Two years older, two more grand tours in the legs and with a return to the Tour de France set for 2018, former white jersey winner Adam Yates is feeling good about heading back to the ‘big show’.
There aren’t many teams in the professional peloton that can boast back-to-back best young riders at the Tour de France, but ORICA-SCOTT (to be known as Mitchelton-SCOTT in 2018) can do just that.
British twins Adam and Simon Yates both claimed the prestigious white jersey and top ten finishes in 2016 and 2017 respectively with Adam just pipping Simon to the bragging rights with fourth overall and now preparing for another bite at the cherry next season.

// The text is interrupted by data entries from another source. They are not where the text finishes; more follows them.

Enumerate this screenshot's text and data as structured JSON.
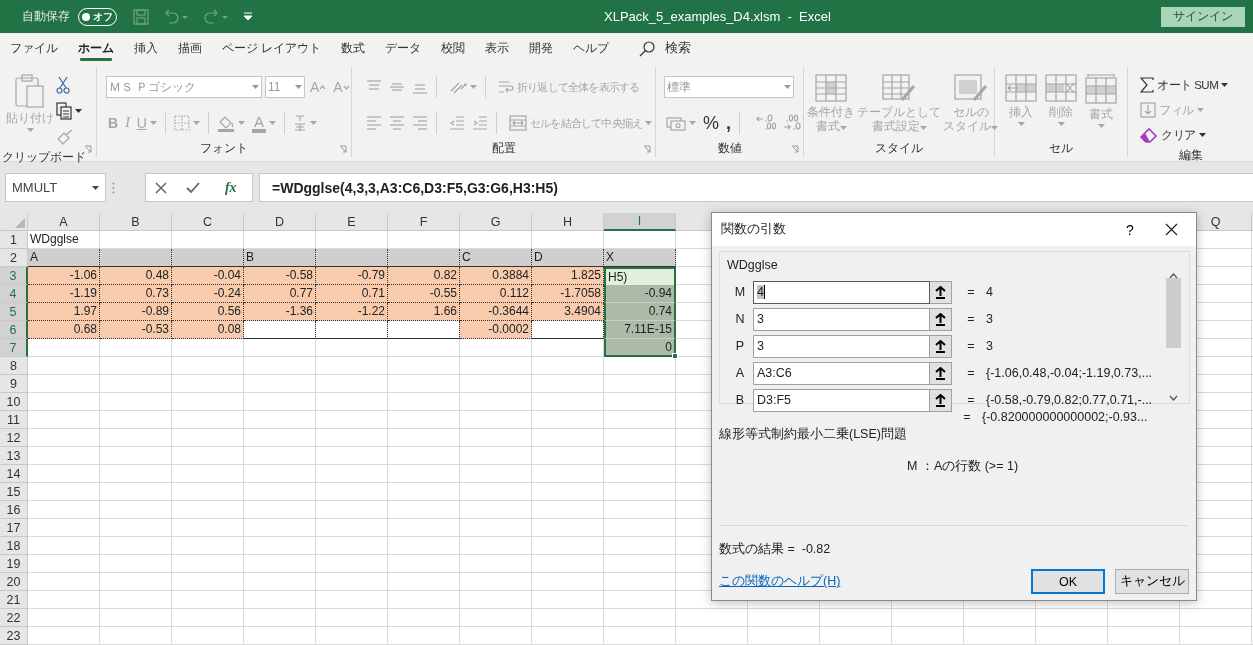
{
  "title_bar": {
    "autosave_label": "自動保存",
    "autosave": {
      "on": false,
      "label": "オフ"
    },
    "title": "XLPack_5_examples_D4.xlsm  -  Excel",
    "sign_in": "サインイン"
  },
  "menu_tabs": [
    {
      "label": "ファイル",
      "selected": false
    },
    {
      "label": "ホーム",
      "selected": true
    },
    {
      "label": "挿入",
      "selected": false
    },
    {
      "label": "描画",
      "selected": false
    },
    {
      "label": "ページ レイアウト",
      "selected": false
    },
    {
      "label": "数式",
      "selected": false
    },
    {
      "label": "データ",
      "selected": false
    },
    {
      "label": "校閲",
      "selected": false
    },
    {
      "label": "表示",
      "selected": false
    },
    {
      "label": "開発",
      "selected": false
    },
    {
      "label": "ヘルプ",
      "selected": false
    }
  ],
  "search": {
    "label": "検索"
  },
  "ribbon": {
    "groups": [
      {
        "kind": "clipboard",
        "label": "クリップボード",
        "launcher": true,
        "large": [
          {
            "kind": "paste",
            "label": "貼り付け",
            "caret": true,
            "disabled": true
          }
        ],
        "lines": [
          {
            "controls": [
              {
                "kind": "cut",
                "disabled": false
              }
            ]
          },
          {
            "controls": [
              {
                "kind": "copy",
                "caret": true,
                "disabled": false
              }
            ]
          },
          {
            "controls": [
              {
                "kind": "format-painter",
                "disabled": true
              }
            ]
          }
        ]
      },
      {
        "kind": "font",
        "label": "フォント",
        "launcher": true,
        "lines": [
          {
            "controls": [
              {
                "kind": "font-name",
                "label": "ＭＳ Ｐゴシック",
                "caret": true,
                "disabled": true
              },
              {
                "kind": "font-size",
                "label": "11",
                "caret": true,
                "disabled": true
              },
              {
                "kind": "grow-font",
                "label": "A",
                "disabled": true
              },
              {
                "kind": "shrink-font",
                "label": "A",
                "disabled": true
              }
            ]
          },
          {
            "controls": [
              {
                "kind": "bold",
                "label": "B",
                "disabled": true
              },
              {
                "kind": "italic",
                "label": "I",
                "disabled": true
              },
              {
                "kind": "underline",
                "label": "U",
                "caret": true,
                "disabled": true
              },
              {
                "kind": "borders",
                "caret": true,
                "disabled": true
              },
              {
                "kind": "fill-color",
                "caret": true,
                "disabled": true
              },
              {
                "kind": "font-color",
                "label": "A",
                "caret": true,
                "disabled": true
              },
              {
                "kind": "phonetic",
                "caret": true,
                "disabled": true
              }
            ]
          }
        ]
      },
      {
        "kind": "alignment",
        "label": "配置",
        "launcher": true,
        "lines": [
          {
            "controls": [
              {
                "kind": "align-top",
                "disabled": true
              },
              {
                "kind": "align-middle",
                "disabled": true
              },
              {
                "kind": "align-bottom",
                "disabled": true
              },
              {
                "kind": "orientation",
                "caret": true,
                "disabled": true
              },
              {
                "kind": "wrap-text",
                "label": "折り返して全体を表示する",
                "disabled": true
              }
            ]
          },
          {
            "controls": [
              {
                "kind": "align-left",
                "disabled": true
              },
              {
                "kind": "align-center",
                "disabled": true
              },
              {
                "kind": "align-right",
                "disabled": true
              },
              {
                "kind": "decrease-indent",
                "disabled": true
              },
              {
                "kind": "increase-indent",
                "disabled": true
              },
              {
                "kind": "merge-center",
                "label": "セルを結合して中央揃え",
                "caret": true,
                "disabled": true
              }
            ]
          }
        ]
      },
      {
        "kind": "number",
        "label": "数値",
        "launcher": true,
        "lines": [
          {
            "controls": [
              {
                "kind": "number-format",
                "label": "標準",
                "caret": true,
                "disabled": true
              }
            ]
          },
          {
            "controls": [
              {
                "kind": "accounting",
                "caret": true,
                "disabled": true
              },
              {
                "kind": "percent",
                "label": "%",
                "disabled": false
              },
              {
                "kind": "comma",
                "label": ",",
                "disabled": false
              },
              {
                "kind": "increase-decimal",
                "disabled": true
              },
              {
                "kind": "decrease-decimal",
                "disabled": true
              }
            ]
          }
        ]
      },
      {
        "kind": "styles",
        "label": "スタイル",
        "large": [
          {
            "kind": "conditional-format",
            "lines": [
              "条件付き",
              "書式"
            ],
            "caret": true,
            "disabled": true
          },
          {
            "kind": "format-table",
            "lines": [
              "テーブルとして",
              "書式設定"
            ],
            "caret": true,
            "disabled": true
          },
          {
            "kind": "cell-styles",
            "lines": [
              "セルの",
              "スタイル"
            ],
            "caret": true,
            "disabled": true
          }
        ]
      },
      {
        "kind": "cells",
        "label": "セル",
        "large": [
          {
            "kind": "insert",
            "label": "挿入",
            "caret": true,
            "disabled": true
          },
          {
            "kind": "delete",
            "label": "削除",
            "caret": true,
            "disabled": true
          },
          {
            "kind": "format",
            "label": "書式",
            "caret": true,
            "disabled": true
          }
        ]
      },
      {
        "kind": "editing",
        "label": "編集",
        "lines": [
          {
            "controls": [
              {
                "kind": "autosum",
                "label": "オート SUM",
                "caret": true,
                "disabled": false
              }
            ]
          },
          {
            "controls": [
              {
                "kind": "fill",
                "label": "フィル",
                "caret": true,
                "disabled": true
              }
            ]
          },
          {
            "controls": [
              {
                "kind": "clear",
                "label": "クリア",
                "caret": true,
                "disabled": false
              }
            ]
          }
        ]
      }
    ]
  },
  "formula_bar": {
    "name_box": "MMULT",
    "fx": "fx",
    "formula": "=WDgglse(4,3,3,A3:C6,D3:F5,G3:G6,H3:H5)"
  },
  "sheet": {
    "columns": [
      {
        "label": "A",
        "selected": false
      },
      {
        "label": "B",
        "selected": false
      },
      {
        "label": "C",
        "selected": false
      },
      {
        "label": "D",
        "selected": false
      },
      {
        "label": "E",
        "selected": false
      },
      {
        "label": "F",
        "selected": false
      },
      {
        "label": "G",
        "selected": false
      },
      {
        "label": "H",
        "selected": false
      },
      {
        "label": "I",
        "selected": true
      },
      {
        "label": "Q",
        "selected": false
      }
    ],
    "rows": [
      {
        "header": "1",
        "selected": false,
        "cells": [
          {
            "kind": "plain",
            "text": "WDgglse"
          }
        ]
      },
      {
        "header": "2",
        "selected": false,
        "cells": [
          {
            "kind": "header",
            "text": "A"
          },
          {
            "kind": "header"
          },
          {
            "kind": "header"
          },
          {
            "kind": "header",
            "text": "B"
          },
          {
            "kind": "header"
          },
          {
            "kind": "header"
          },
          {
            "kind": "header",
            "text": "C"
          },
          {
            "kind": "header",
            "text": "D"
          },
          {
            "kind": "header",
            "text": "X"
          }
        ]
      },
      {
        "header": "3",
        "selected": true,
        "cells": [
          {
            "kind": "input",
            "text": "-1.06"
          },
          {
            "kind": "input",
            "text": "0.48"
          },
          {
            "kind": "input",
            "text": "-0.04"
          },
          {
            "kind": "input",
            "text": "-0.58"
          },
          {
            "kind": "input",
            "text": "-0.79"
          },
          {
            "kind": "input",
            "text": "0.82"
          },
          {
            "kind": "input",
            "text": "0.3884"
          },
          {
            "kind": "input",
            "text": "1.825"
          },
          {
            "kind": "editing",
            "text": "H5)"
          }
        ]
      },
      {
        "header": "4",
        "selected": true,
        "cells": [
          {
            "kind": "input",
            "text": "-1.19"
          },
          {
            "kind": "input",
            "text": "0.73"
          },
          {
            "kind": "input",
            "text": "-0.24"
          },
          {
            "kind": "input",
            "text": "0.77"
          },
          {
            "kind": "input",
            "text": "0.71"
          },
          {
            "kind": "input",
            "text": "-0.55"
          },
          {
            "kind": "input",
            "text": "0.112"
          },
          {
            "kind": "input",
            "text": "-1.7058"
          },
          {
            "kind": "output",
            "text": "-0.94"
          }
        ]
      },
      {
        "header": "5",
        "selected": true,
        "cells": [
          {
            "kind": "input",
            "text": "1.97"
          },
          {
            "kind": "input",
            "text": "-0.89"
          },
          {
            "kind": "input",
            "text": "0.56"
          },
          {
            "kind": "input",
            "text": "-1.36"
          },
          {
            "kind": "input",
            "text": "-1.22"
          },
          {
            "kind": "input",
            "text": "1.66"
          },
          {
            "kind": "input",
            "text": "-0.3644"
          },
          {
            "kind": "input",
            "text": "3.4904"
          },
          {
            "kind": "output",
            "text": "0.74"
          }
        ]
      },
      {
        "header": "6",
        "selected": true,
        "cells": [
          {
            "kind": "input",
            "text": "0.68"
          },
          {
            "kind": "input",
            "text": "-0.53"
          },
          {
            "kind": "input",
            "text": "0.08"
          },
          {
            "kind": "framed"
          },
          {
            "kind": "framed"
          },
          {
            "kind": "framed"
          },
          {
            "kind": "input",
            "text": "-0.0002"
          },
          {
            "kind": "framed"
          },
          {
            "kind": "output",
            "text": "7.11E-15"
          }
        ]
      },
      {
        "header": "7",
        "selected": true,
        "cells": [
          {
            "kind": "plain"
          },
          {
            "kind": "plain"
          },
          {
            "kind": "plain"
          },
          {
            "kind": "plain"
          },
          {
            "kind": "plain"
          },
          {
            "kind": "plain"
          },
          {
            "kind": "plain"
          },
          {
            "kind": "plain"
          },
          {
            "kind": "output",
            "text": "0"
          }
        ]
      },
      {
        "header": "8",
        "selected": false
      },
      {
        "header": "9",
        "selected": false
      },
      {
        "header": "10",
        "selected": false
      },
      {
        "header": "11",
        "selected": false
      },
      {
        "header": "12",
        "selected": false
      },
      {
        "header": "13",
        "selected": false
      },
      {
        "header": "14",
        "selected": false
      },
      {
        "header": "15",
        "selected": false
      },
      {
        "header": "16",
        "selected": false
      },
      {
        "header": "17",
        "selected": false
      },
      {
        "header": "18",
        "selected": false
      },
      {
        "header": "19",
        "selected": false
      },
      {
        "header": "20",
        "selected": false
      },
      {
        "header": "21",
        "selected": false
      },
      {
        "header": "22",
        "selected": false
      },
      {
        "header": "23",
        "selected": false
      }
    ]
  },
  "dialog": {
    "title": "関数の引数",
    "help_button": "?",
    "function_name": "WDgglse",
    "arguments": [
      {
        "name": "M",
        "value": "4",
        "equals": "=",
        "result": "4",
        "focused": true
      },
      {
        "name": "N",
        "value": "3",
        "equals": "=",
        "result": "3",
        "focused": false
      },
      {
        "name": "P",
        "value": "3",
        "equals": "=",
        "result": "3",
        "focused": false
      },
      {
        "name": "A",
        "value": "A3:C6",
        "equals": "=",
        "result": "{-1.06,0.48,-0.04;-1.19,0.73,...",
        "focused": false
      },
      {
        "name": "B",
        "value": "D3:F5",
        "equals": "=",
        "result": "{-0.58,-0.79,0.82;0.77,0.71,-...",
        "focused": false
      }
    ],
    "formula_result": {
      "equals": "=",
      "value": "{-0.820000000000002;-0.93..."
    },
    "description": "線形等式制約最小二乗(LSE)問題",
    "argument_help": "M ：Aの行数 (>= 1)",
    "result_line": "数式の結果 =  -0.82",
    "help_link": "この関数のヘルプ(H)",
    "buttons": [
      {
        "label": "OK",
        "default": true
      },
      {
        "label": "キャンセル",
        "default": false
      }
    ]
  }
}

“It feels good to be going back to the Tour de France,” said Yates. “I am very excited about the challenges it will bring. The Tour de France will always be a special race for me having watched it growing up through to getting the opportunity to race it for the first time in 2015.”
“I am still developing as a rider and I do not feel any additional pressure after my result in 2016 and as always I will do my best and we will see how it goes. It was good to try a different race program last year, but there is no denying that I am looking forward to lining up at the start in Vendee next July.”

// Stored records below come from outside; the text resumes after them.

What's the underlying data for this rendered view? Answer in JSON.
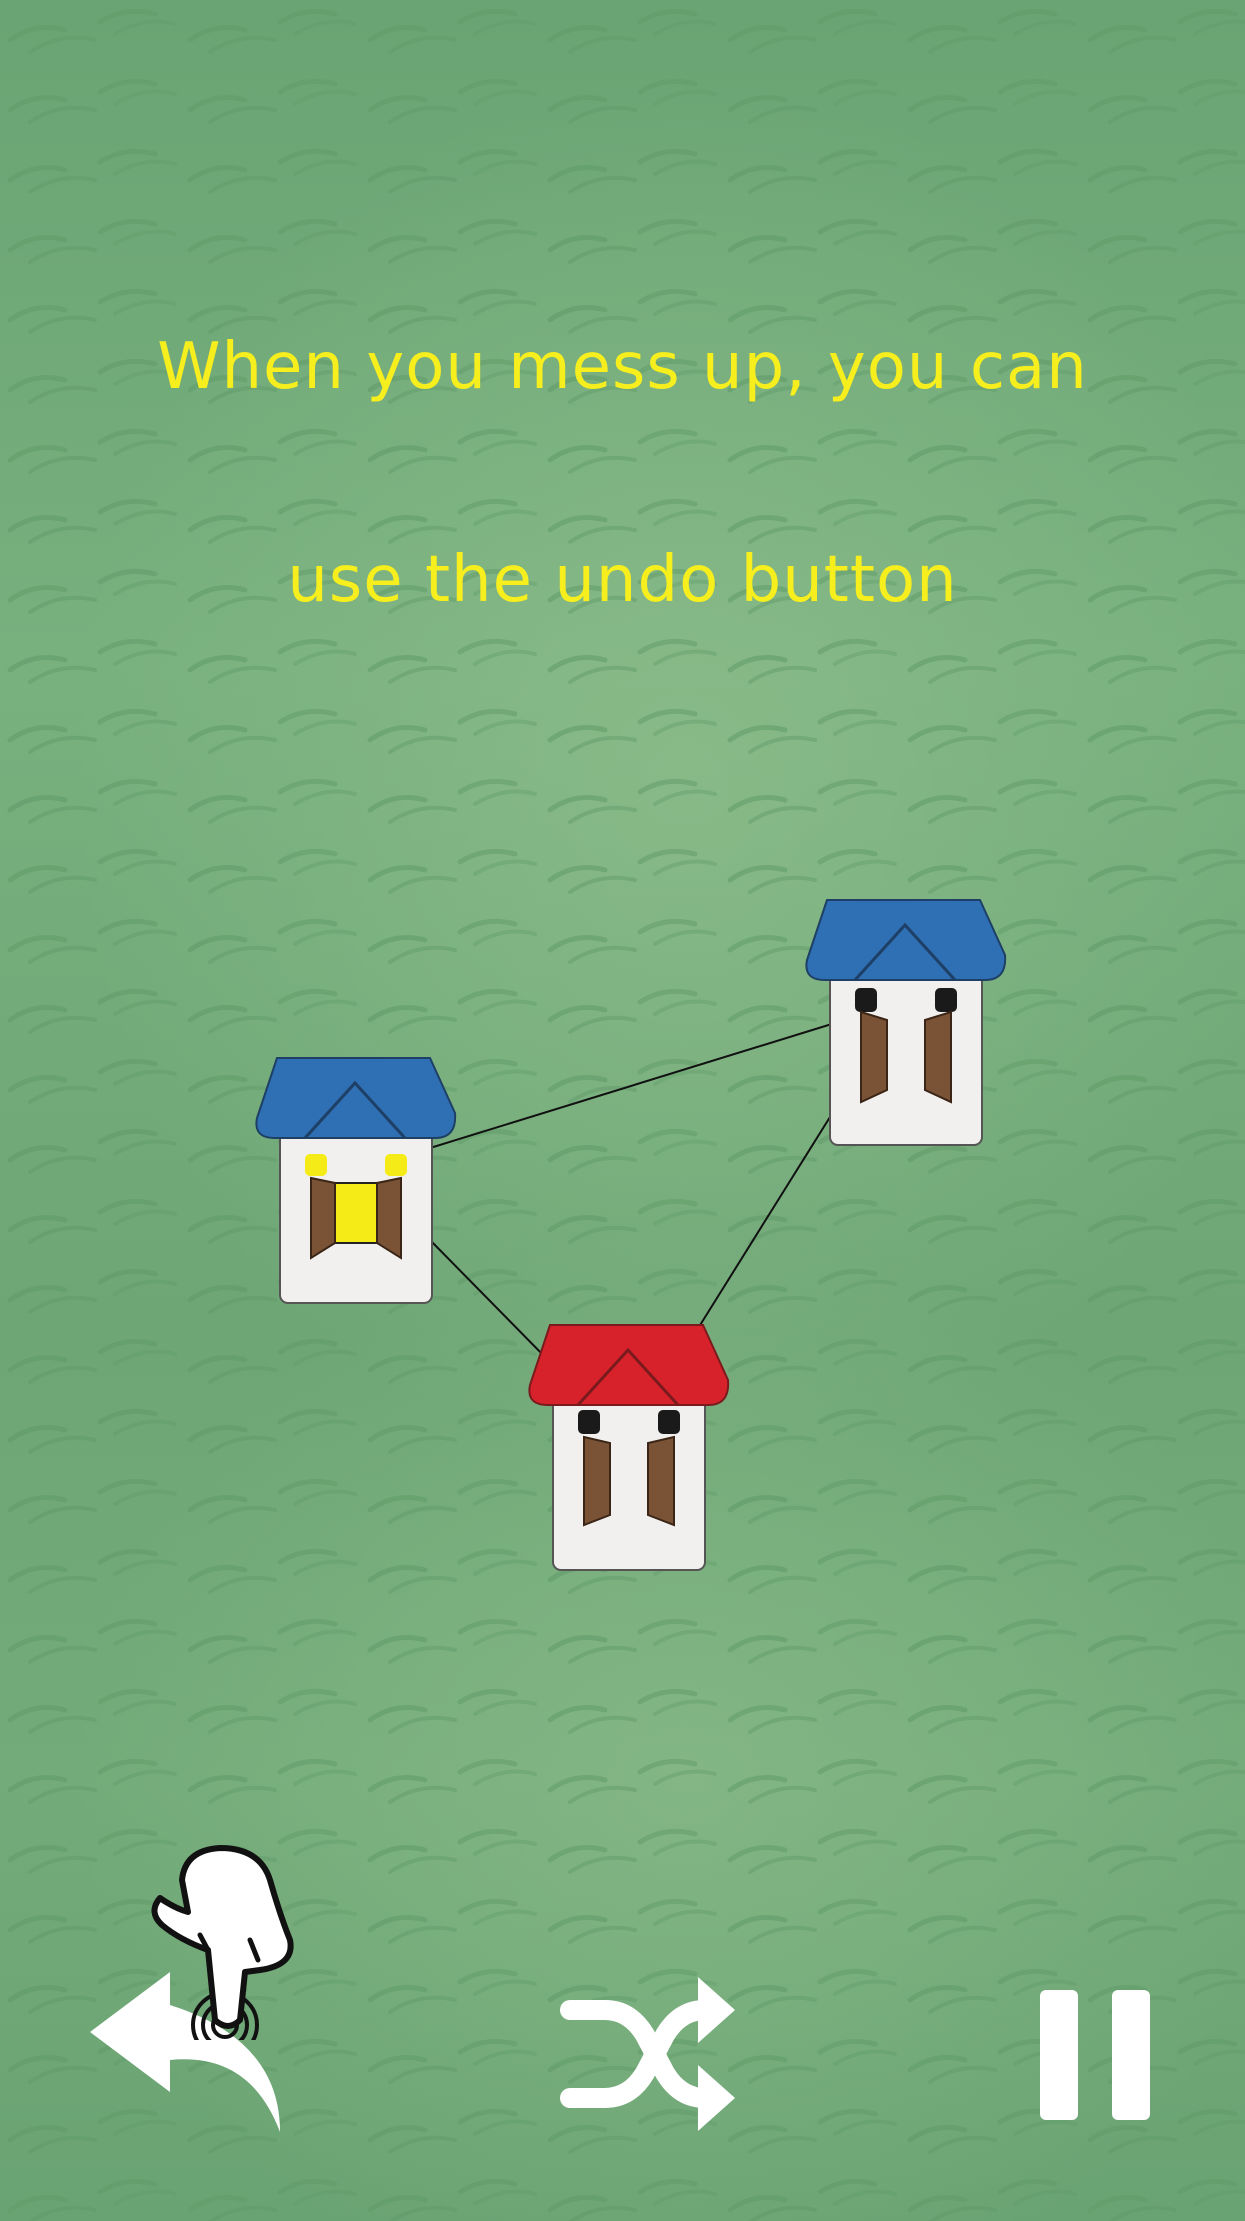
{
  "tutorial": {
    "line1": "When you mess up, you can",
    "line2": "use the undo button"
  },
  "houses": [
    {
      "name": "house-blue-left",
      "roof_color": "#2f6fb3",
      "window_color": "#f5ec17",
      "door_color": "#f5ec17",
      "state": "selected"
    },
    {
      "name": "house-blue-right",
      "roof_color": "#2f6fb3",
      "window_color": "#1a1a1a",
      "door_color": "#7a5235",
      "state": "normal"
    },
    {
      "name": "house-red-bottom",
      "roof_color": "#d8222b",
      "window_color": "#1a1a1a",
      "door_color": "#7a5235",
      "state": "normal"
    }
  ],
  "controls": {
    "undo_icon": "undo-arrow-icon",
    "shuffle_icon": "shuffle-icon",
    "pause_icon": "pause-icon",
    "hint_icon": "tap-hand-icon"
  },
  "colors": {
    "text": "#f7ee1d",
    "background": "#6ea676",
    "icon": "#ffffff"
  }
}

In the interim period since Yates’ success at the Tour de France in 2016, the 25-year-old has ridden both the Giro d’Italia and the Vuelta a Espana gaining more experience of Grand Tour racing. Do the Grand Tours contribute more in terms of strength benefits and development than other races?
“All racing helps me develop as a rider,” explained Yates. “It doesn’t mater if it’s a Grand Tour or a one-day event, it’s all positive. Although it is very difficult to the replicate the demands of racing a Grand Tour in a training situation.”
“Having ridden both the Giro d’Italia and the Vuelta a Espana in 2017 I feel that going forward that will be beneficial for 2018 and not only for the Tour de France, but for the other challenging races on the calendar too.”
The route for 2018 is the shortest one this century, but poses no less of a challenge than any of the previous editions. With the first week mainly for the sprinters and puncheurs of the peloton one could be forgiven in thinking that the climbers and GC hopefuls could take it a little easier.
We need to remember that this is the biggest race of them all, the Tour de France and nothing is ever that simple. Two medium mountain stages come on days five and six as route runs near the Atlantic coast through the Vendee - that could cause all kinds of issues with wind and rolling terrain - and then inland into the Loire region before heading north to tackle the iconic and potentially perilous cobbles of Roubaix.
The whole peloton will need to be switched on, including the climbers with three serious mountain stages in the high Alps coming directly after the first rest day followed by a brutal third week that heads southwest and into the mountainous Occitanie region and the Pyrenees.
“The route looks as challenging as ever,” continued Yates. “The Tour de France is always a very stressful race as everybody is out to perform at their highest level which makes it even harder.”
“There are a few challenging stages to begin with, especially stage nine over the cobbles from Arras to Roubaix, but I as always will have a strong team around me who will look after me before we get into the serious mountain stages.”
Photos courtesy of ©TDWsport.com